Work required
Return each line of the listing that follows in which the string "Zmień" can be found.

Dataset entries
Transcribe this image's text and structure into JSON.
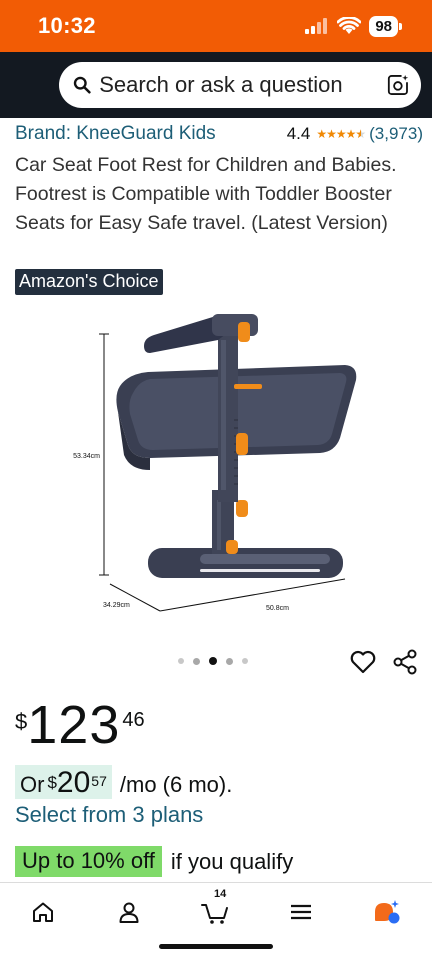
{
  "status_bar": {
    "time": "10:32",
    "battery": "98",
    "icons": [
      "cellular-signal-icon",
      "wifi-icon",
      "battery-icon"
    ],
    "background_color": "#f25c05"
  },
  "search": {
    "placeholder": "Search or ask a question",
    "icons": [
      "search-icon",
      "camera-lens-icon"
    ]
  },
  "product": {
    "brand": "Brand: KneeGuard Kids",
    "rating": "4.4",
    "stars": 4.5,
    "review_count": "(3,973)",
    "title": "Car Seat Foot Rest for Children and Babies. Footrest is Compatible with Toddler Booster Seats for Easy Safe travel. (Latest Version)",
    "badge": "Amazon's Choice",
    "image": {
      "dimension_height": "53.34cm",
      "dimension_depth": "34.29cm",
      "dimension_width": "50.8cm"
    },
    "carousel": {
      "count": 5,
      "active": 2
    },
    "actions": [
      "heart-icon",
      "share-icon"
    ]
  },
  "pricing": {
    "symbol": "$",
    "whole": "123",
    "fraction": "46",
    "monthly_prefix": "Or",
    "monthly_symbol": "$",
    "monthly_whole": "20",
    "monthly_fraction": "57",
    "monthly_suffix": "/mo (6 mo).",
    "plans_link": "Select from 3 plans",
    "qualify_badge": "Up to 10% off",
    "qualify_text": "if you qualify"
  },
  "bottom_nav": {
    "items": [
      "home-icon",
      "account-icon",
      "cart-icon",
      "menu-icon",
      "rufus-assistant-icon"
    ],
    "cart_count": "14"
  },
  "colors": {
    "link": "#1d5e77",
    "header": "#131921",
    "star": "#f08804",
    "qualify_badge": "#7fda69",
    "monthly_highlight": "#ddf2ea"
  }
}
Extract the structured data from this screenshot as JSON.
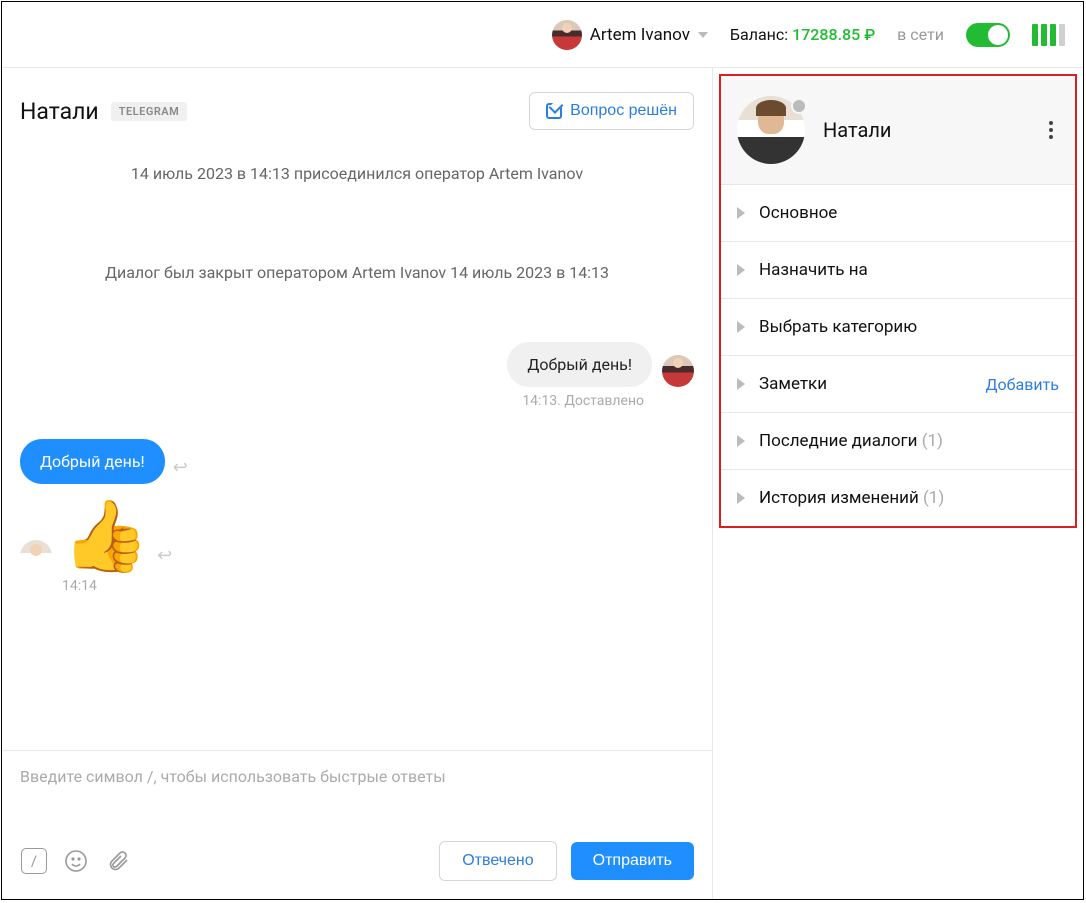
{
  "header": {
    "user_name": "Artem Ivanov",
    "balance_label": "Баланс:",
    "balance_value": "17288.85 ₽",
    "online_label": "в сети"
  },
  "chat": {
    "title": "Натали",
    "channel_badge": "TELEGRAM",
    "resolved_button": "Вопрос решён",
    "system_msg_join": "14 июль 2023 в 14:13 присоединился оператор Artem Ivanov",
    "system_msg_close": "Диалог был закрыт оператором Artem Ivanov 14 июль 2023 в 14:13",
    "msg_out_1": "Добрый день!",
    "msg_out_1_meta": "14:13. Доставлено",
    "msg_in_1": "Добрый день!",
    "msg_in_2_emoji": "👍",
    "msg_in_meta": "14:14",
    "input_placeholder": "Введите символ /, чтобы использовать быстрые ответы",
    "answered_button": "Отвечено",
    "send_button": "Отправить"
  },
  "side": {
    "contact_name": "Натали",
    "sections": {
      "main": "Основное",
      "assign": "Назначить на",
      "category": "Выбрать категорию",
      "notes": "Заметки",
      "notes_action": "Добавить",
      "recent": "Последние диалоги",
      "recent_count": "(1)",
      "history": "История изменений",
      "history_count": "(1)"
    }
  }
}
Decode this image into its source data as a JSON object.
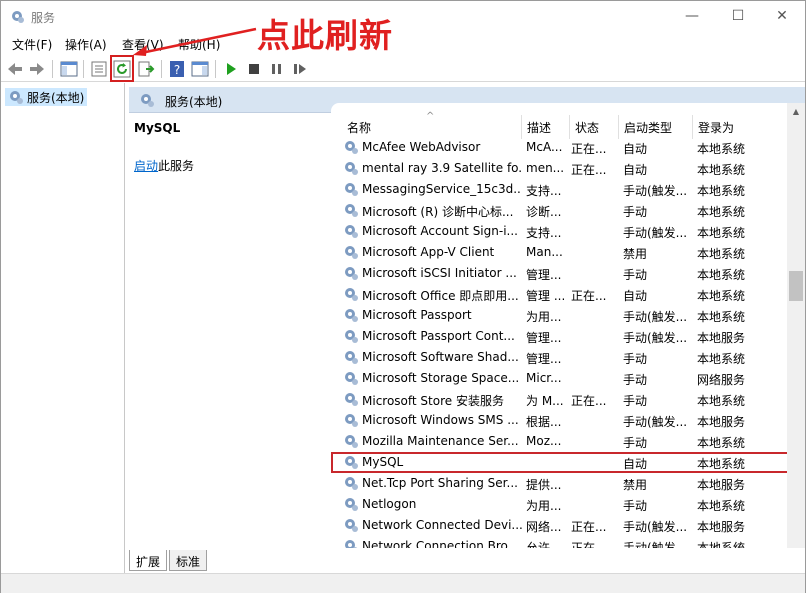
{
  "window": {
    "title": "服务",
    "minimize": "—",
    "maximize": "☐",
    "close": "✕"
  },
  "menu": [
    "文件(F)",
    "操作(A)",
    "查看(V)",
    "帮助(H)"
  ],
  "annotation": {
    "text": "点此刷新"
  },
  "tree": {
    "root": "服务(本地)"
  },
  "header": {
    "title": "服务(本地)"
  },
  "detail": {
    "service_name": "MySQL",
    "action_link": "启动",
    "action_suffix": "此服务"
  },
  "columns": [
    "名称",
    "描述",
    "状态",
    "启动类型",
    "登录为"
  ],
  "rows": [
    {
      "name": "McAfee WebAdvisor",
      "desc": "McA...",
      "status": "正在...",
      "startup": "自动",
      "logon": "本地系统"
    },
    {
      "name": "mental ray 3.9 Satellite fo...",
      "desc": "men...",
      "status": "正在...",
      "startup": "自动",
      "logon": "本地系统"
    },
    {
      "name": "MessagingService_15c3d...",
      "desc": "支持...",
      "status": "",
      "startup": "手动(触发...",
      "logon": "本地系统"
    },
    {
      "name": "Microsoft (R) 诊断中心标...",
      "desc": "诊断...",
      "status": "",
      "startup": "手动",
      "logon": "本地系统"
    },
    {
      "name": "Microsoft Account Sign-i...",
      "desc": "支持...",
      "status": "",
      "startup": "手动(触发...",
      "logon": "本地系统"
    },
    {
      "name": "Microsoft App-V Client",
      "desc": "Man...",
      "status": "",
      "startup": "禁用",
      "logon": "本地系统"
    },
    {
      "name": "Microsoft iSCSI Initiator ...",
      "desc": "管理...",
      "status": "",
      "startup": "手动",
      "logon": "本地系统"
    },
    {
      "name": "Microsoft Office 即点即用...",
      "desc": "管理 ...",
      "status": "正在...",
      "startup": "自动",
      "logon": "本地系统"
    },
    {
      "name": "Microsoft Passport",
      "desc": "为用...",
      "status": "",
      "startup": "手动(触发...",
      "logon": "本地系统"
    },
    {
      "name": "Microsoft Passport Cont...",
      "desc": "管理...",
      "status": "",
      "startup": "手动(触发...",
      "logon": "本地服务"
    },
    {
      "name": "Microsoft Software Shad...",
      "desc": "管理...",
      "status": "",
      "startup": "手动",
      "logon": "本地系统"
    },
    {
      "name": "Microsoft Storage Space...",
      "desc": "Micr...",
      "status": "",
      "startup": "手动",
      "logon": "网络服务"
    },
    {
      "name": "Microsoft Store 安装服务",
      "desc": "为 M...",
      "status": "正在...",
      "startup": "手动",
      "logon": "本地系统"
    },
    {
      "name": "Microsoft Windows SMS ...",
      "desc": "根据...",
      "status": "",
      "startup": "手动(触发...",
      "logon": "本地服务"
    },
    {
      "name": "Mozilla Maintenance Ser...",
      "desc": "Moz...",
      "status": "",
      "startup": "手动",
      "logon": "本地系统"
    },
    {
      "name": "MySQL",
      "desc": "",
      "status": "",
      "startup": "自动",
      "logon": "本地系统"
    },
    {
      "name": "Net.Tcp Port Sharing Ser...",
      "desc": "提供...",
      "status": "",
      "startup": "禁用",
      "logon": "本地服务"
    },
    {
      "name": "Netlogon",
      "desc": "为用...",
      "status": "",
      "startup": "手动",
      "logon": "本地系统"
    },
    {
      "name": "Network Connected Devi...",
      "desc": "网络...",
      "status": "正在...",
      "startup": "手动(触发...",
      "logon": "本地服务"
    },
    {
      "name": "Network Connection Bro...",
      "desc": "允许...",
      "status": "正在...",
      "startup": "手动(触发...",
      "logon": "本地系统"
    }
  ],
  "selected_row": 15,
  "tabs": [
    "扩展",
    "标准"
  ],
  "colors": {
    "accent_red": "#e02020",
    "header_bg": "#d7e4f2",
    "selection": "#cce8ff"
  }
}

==

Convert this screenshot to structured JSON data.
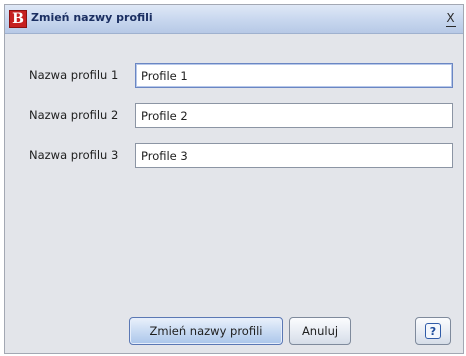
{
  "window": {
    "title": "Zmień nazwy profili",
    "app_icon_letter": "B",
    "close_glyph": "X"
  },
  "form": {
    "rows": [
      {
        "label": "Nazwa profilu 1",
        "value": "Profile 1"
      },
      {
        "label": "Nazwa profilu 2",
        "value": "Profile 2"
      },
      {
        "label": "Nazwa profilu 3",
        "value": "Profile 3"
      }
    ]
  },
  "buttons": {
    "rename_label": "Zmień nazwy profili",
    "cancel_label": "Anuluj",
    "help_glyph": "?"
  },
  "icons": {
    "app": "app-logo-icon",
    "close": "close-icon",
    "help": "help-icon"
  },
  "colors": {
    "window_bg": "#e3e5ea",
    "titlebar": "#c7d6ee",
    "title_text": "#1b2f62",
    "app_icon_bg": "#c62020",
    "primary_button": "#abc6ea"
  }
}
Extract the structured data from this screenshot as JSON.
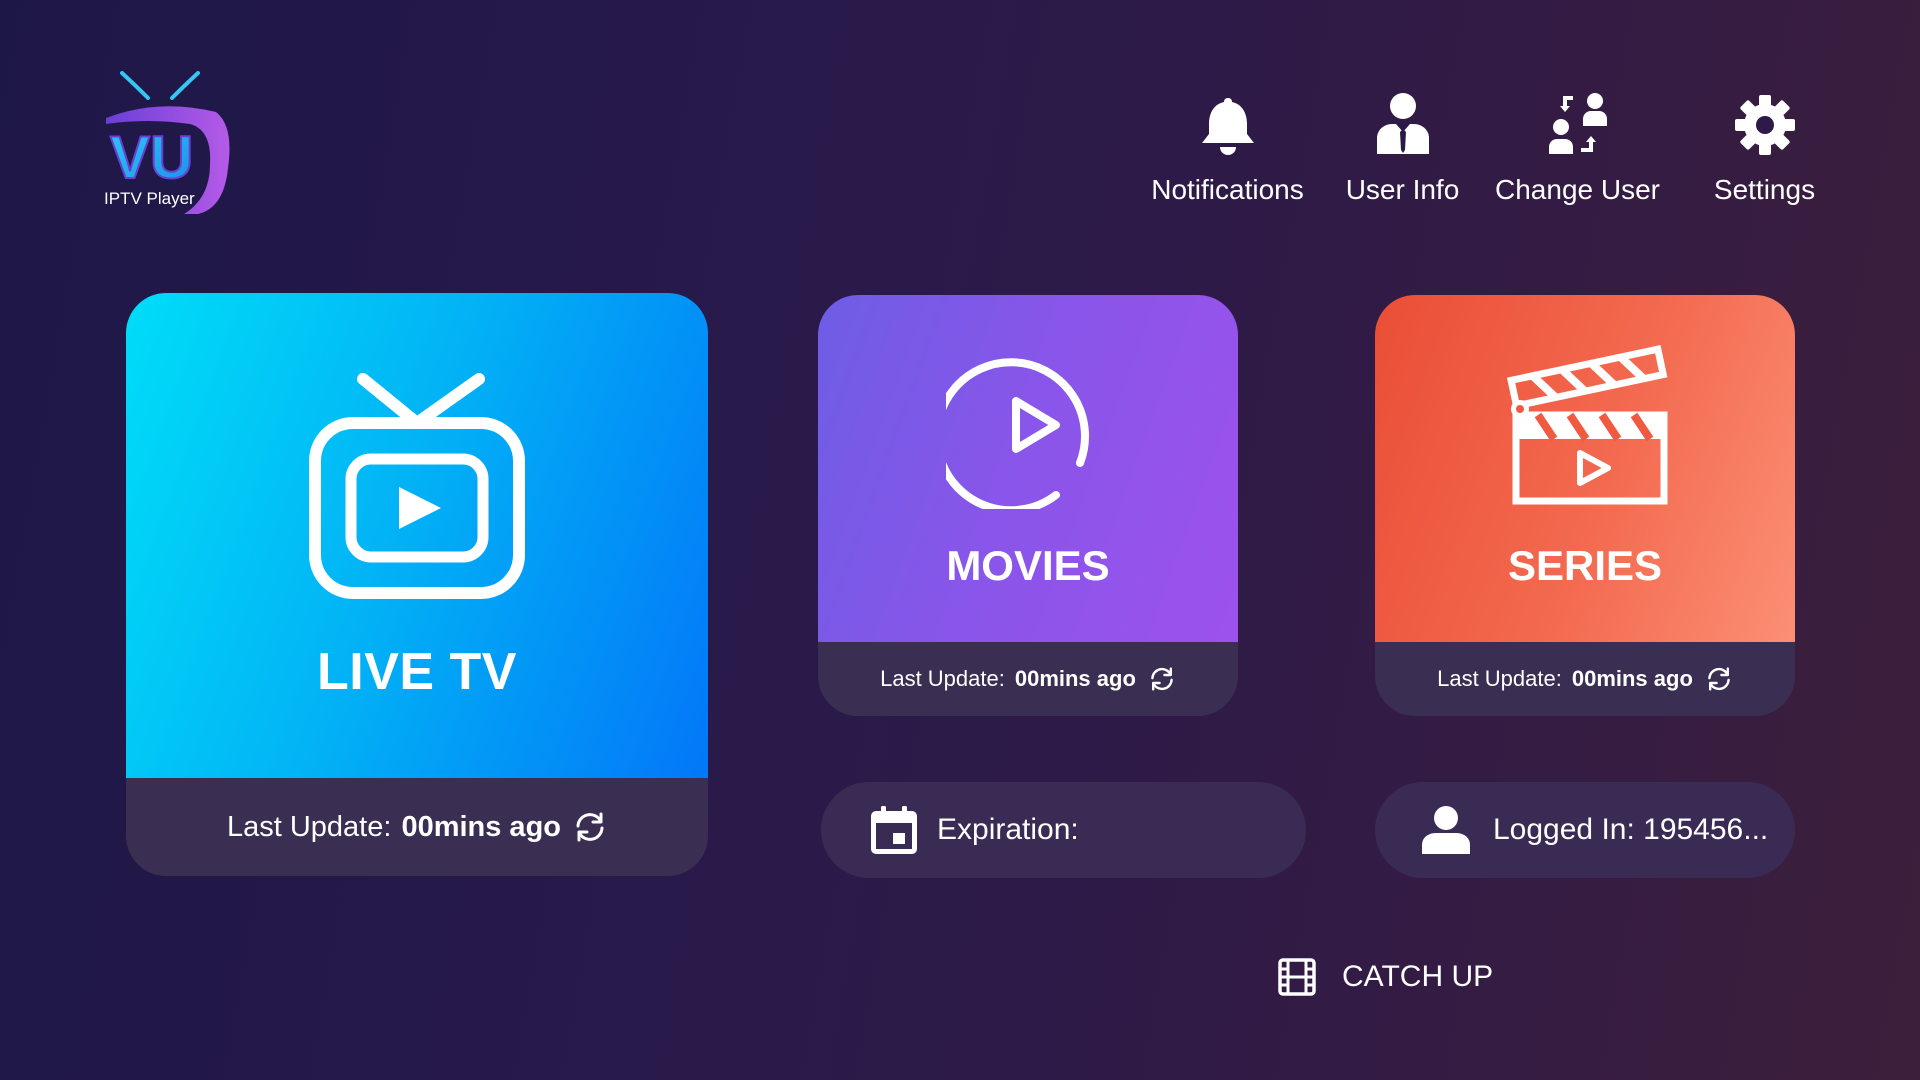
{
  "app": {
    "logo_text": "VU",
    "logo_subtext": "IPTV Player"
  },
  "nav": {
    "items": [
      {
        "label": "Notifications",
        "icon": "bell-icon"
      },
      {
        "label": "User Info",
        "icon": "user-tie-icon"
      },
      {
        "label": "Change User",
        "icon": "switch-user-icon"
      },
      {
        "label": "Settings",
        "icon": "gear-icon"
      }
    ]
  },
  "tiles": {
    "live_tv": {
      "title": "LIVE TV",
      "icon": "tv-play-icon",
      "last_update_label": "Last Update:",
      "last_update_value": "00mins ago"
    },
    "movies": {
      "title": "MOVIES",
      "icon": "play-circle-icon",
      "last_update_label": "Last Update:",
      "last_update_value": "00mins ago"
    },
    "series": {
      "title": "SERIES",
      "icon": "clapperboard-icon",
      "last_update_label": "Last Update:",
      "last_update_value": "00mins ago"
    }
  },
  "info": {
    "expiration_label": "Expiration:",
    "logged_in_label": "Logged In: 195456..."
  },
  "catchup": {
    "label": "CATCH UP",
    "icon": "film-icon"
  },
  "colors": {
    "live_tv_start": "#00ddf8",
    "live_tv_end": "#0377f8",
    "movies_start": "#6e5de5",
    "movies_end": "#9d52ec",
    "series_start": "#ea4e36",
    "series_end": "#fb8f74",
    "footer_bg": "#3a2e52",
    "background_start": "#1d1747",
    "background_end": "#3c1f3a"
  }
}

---

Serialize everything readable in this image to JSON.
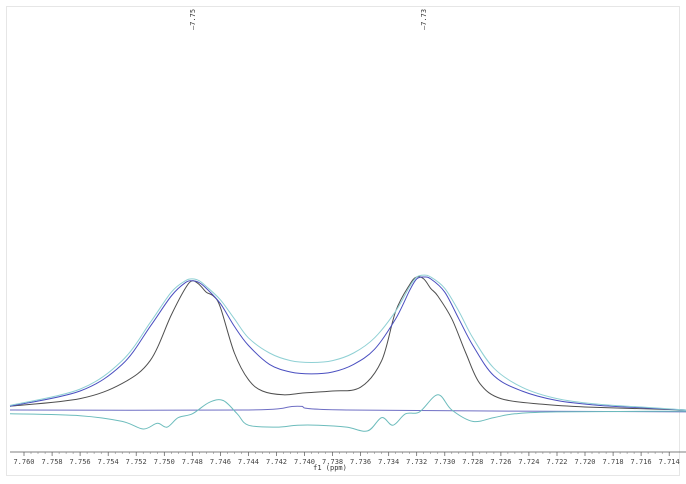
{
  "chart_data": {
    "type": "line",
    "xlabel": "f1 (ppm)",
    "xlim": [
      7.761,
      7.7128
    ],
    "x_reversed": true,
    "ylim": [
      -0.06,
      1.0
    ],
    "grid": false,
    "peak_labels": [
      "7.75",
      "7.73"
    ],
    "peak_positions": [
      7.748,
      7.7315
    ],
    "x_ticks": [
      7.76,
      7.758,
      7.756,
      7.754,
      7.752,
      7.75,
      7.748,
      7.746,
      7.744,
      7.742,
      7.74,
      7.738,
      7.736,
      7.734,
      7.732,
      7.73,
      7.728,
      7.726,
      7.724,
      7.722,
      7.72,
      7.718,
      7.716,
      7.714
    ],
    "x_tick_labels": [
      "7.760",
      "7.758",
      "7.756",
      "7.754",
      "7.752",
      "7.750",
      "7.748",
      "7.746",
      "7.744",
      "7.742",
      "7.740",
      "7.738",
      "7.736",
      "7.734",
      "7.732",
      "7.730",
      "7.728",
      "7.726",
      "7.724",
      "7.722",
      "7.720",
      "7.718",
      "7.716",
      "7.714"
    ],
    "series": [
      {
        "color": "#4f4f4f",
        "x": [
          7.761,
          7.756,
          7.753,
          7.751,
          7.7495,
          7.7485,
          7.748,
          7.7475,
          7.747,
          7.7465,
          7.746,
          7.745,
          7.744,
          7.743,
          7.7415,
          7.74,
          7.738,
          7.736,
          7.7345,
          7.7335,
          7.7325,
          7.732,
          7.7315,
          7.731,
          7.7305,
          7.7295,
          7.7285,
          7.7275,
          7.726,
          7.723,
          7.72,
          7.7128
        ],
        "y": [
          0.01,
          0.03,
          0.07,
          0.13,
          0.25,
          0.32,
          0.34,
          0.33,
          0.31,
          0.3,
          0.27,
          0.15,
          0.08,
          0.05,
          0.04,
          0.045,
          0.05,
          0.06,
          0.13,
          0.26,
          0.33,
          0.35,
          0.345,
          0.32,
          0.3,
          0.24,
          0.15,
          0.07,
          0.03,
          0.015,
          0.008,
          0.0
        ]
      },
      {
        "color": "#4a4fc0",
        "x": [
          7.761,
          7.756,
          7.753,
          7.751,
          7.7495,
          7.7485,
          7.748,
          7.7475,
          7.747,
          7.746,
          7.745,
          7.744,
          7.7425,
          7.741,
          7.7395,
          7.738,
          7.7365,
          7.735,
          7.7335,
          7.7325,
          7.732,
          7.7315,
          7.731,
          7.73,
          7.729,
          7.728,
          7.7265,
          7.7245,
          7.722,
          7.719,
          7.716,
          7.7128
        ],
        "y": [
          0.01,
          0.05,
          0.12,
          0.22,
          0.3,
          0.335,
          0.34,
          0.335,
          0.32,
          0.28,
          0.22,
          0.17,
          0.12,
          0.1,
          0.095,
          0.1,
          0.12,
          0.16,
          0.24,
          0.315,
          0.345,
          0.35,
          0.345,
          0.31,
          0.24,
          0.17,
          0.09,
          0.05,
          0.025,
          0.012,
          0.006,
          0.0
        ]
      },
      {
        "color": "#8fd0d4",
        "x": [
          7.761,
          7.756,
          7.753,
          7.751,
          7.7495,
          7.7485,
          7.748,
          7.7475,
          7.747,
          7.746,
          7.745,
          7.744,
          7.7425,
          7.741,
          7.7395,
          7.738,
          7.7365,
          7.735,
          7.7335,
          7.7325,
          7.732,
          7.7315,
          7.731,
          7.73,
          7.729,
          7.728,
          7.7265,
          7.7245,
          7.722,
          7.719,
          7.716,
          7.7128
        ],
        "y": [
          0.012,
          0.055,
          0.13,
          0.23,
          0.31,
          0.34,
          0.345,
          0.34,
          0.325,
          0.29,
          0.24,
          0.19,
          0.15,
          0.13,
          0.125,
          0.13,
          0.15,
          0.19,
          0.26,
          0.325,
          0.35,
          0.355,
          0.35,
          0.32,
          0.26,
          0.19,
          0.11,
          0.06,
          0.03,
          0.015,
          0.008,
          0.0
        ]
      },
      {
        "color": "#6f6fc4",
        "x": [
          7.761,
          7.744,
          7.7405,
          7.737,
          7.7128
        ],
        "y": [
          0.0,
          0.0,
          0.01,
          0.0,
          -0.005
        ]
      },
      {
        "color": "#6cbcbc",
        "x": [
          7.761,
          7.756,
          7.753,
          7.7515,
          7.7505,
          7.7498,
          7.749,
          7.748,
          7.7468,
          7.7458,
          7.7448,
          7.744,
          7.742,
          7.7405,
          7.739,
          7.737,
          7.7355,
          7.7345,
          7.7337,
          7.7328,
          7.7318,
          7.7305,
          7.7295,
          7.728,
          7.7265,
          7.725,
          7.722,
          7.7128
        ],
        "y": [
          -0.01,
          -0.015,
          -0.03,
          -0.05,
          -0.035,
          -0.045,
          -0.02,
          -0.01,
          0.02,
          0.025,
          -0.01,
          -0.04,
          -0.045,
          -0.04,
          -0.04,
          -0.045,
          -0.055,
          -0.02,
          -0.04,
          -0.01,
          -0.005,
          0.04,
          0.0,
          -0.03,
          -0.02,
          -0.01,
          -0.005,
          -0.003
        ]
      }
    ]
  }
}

Answer to this problem
    "title": "Zmień nazwy profili",
    "rename_label": "Zmień nazwy profili",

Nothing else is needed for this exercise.